Kurtley Beale couldn’t hide his feelings when showing off the Wallabies Indigenous jersey in the flesh for the first time.
Beale, who returned to Aussie shores last Thursday, choked up when speaking about his role in developing the jersey, the first of its kind to be worn by the Wallabies or any national sporting team, which will be worn in the final Bledisloe on October 21.
“I’m a very proud Indigenous man,” he said.
“We’ve got a lot of young Indigenous talent in this country and for me to be the person to reveal it to everyone out there, it’s just a special, special feeling.
“You don't understand how important it is for myself and the other Indigenous players past and present to stand up and be role models for young Indigenous kids out there who are aspiring to be professional athletes.
“It’s something that I hold close to my heart and I think it’s a great step forward.”

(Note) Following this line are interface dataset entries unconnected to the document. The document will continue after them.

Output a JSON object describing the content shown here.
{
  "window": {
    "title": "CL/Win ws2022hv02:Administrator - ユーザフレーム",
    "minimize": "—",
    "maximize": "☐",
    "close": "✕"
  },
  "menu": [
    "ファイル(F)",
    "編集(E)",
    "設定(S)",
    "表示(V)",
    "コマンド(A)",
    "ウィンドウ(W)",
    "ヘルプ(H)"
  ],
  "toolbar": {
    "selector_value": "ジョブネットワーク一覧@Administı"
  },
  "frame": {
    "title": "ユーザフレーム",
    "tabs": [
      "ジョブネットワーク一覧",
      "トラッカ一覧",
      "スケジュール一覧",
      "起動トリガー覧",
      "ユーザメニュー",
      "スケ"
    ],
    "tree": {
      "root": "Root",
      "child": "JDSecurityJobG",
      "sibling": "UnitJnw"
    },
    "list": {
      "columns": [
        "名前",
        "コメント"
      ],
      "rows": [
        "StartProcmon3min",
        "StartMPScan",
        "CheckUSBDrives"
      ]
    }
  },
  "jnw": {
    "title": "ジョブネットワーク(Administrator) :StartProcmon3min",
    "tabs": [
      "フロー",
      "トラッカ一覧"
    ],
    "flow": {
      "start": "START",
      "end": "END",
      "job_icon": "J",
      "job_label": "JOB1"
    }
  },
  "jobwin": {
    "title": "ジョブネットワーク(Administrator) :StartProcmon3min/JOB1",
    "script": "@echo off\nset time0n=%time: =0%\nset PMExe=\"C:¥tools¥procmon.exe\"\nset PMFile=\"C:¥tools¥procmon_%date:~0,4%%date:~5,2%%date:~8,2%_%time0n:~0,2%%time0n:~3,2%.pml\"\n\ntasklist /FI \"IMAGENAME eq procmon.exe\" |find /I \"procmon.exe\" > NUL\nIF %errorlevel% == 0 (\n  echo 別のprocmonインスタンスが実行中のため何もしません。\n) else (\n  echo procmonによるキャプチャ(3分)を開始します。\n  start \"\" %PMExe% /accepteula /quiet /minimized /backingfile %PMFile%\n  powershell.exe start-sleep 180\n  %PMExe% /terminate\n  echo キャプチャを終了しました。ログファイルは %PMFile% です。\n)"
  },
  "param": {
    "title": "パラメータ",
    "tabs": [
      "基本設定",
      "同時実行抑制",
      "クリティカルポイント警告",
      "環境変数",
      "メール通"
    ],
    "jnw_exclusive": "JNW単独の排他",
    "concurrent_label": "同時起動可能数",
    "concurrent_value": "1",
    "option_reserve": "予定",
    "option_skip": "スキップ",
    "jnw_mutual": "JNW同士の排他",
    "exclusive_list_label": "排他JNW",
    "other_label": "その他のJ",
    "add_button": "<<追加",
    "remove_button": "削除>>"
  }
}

The jersey incorporates symbols of the 14 Indigenous players who have played for Australia, of whom four were at the ceremony - Beale, Lloyd Walker, Lloyd McDermott and Gary Ella.
Beale is the only current Indigenous Wallaby and said he knew he had to take the lead on initiatives around his heritage when seeing the impact that Indigenous rounds in the AFL and NRL had.
“I see the other codes have an Indigenous round and I can just see the reaction from the Indigenous communities when Indigenous Round is up and it’s always a special day - the Welcome to country, the smoking ceremonies, the dancers out on the field,” he said.
“It’s a very powerful thing and that’s when I tried to put my foot forward to really try and get the ARU behind it and the idea and I’m just thankful that we’ve come to it and we’re able to do it.”
The 28-year-old said he was proud to try and be a sporting role model for the next generation, expressing his disappointment that rugby has had so few Indigenous representatives, compared to the over-representation in other codes.
“It’s something I’m very passionate about to be able to influence young Indigenous kids, not just Indigenous but non-indigenous as well,” he said
“Professional athletes are in a very special role in the world and we’ve got responsibilities and to be able to inspire, advise and mentor these kids, it’s something we’ve got to do
“Being Indigenous it makes it extra important.
One of those whom Beale has inspired is U20s halfback Harrison Goddard, who was at Monday’s launch.
“I think it’s been a long time coming, to bring it in is definitely the right move and it’s definitely more motivation to get up there too,” he said
“Since I was about nine I’ve looked up to him, the way he played the game and sitting next to him, having a yarn was pretty special.”
The Wallabies Indigenous jersey is available for presale at wallabyshop.com.au.